**WORK ORDER**
When the string "projet" appears in a line of the records, show the whole line.

**EXTRACTED ENTRIES**
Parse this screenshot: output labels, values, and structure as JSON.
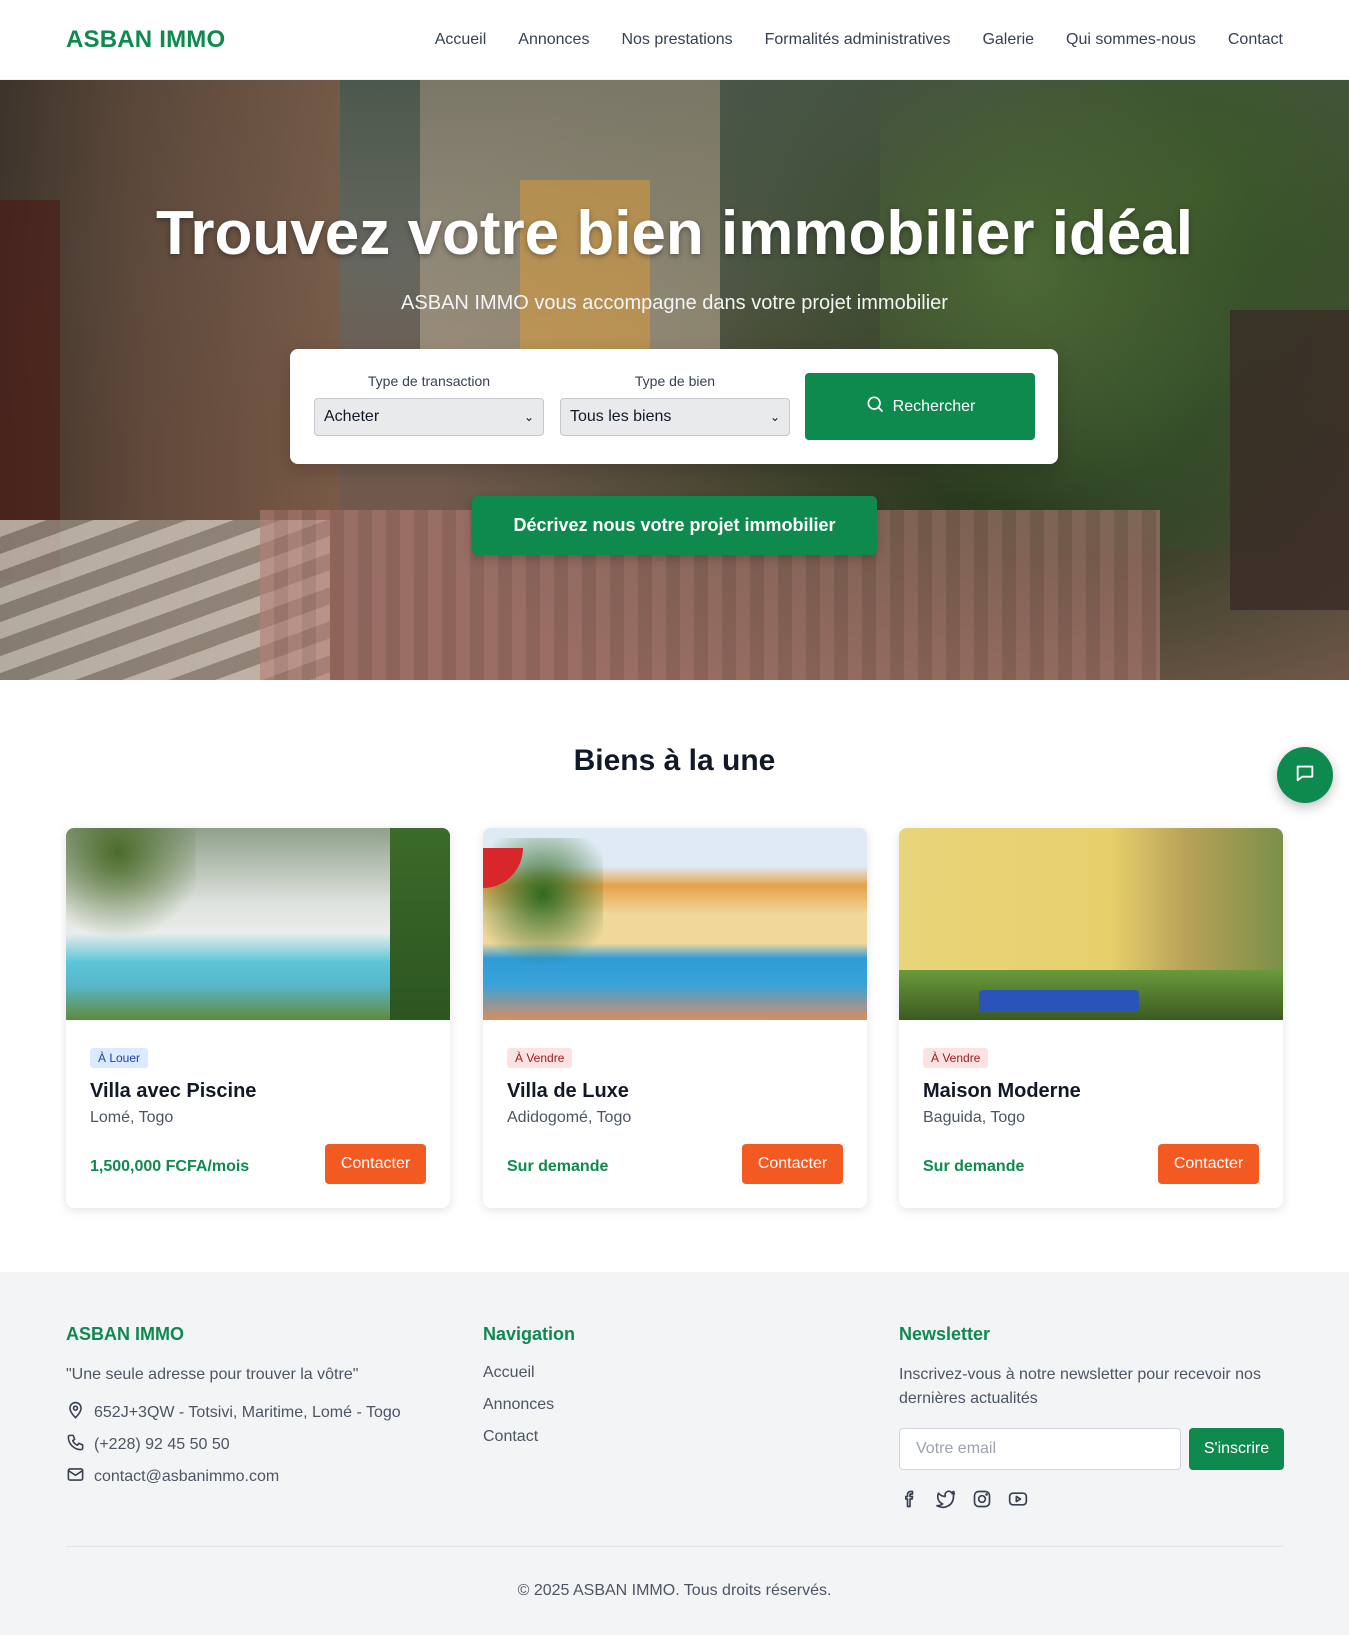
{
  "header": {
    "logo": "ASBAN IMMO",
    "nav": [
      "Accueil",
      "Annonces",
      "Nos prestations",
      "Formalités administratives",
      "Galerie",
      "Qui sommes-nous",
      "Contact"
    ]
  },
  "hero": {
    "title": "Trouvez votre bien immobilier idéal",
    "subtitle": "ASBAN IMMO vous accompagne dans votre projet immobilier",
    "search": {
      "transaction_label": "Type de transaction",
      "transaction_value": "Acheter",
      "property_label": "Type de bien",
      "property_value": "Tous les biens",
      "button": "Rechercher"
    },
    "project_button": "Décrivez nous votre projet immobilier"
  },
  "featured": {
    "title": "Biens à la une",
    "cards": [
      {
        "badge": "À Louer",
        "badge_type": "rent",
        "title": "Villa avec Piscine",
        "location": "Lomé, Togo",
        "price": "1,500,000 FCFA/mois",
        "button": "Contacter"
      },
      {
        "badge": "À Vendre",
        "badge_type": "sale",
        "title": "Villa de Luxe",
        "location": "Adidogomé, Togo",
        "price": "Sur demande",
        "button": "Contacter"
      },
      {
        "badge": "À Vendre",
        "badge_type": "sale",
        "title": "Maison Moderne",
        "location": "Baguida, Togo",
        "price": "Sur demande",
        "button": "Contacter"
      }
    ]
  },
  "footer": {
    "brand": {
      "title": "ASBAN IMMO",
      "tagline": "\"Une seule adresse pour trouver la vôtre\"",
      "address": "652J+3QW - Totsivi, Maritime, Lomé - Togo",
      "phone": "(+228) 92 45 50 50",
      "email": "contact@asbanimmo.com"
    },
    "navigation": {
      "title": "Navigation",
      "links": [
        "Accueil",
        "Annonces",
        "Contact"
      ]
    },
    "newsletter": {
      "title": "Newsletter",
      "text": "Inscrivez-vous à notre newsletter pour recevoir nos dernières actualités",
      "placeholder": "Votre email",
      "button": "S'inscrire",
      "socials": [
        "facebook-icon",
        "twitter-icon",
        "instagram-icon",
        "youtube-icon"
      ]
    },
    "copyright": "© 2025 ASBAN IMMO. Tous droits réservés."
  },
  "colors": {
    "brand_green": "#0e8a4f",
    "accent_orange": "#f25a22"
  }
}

**ANSWER SPACE**
    "subtitle": "ASBAN IMMO vous accompagne dans votre projet immobilier",
    "project_button": "Décrivez nous votre projet immobilier"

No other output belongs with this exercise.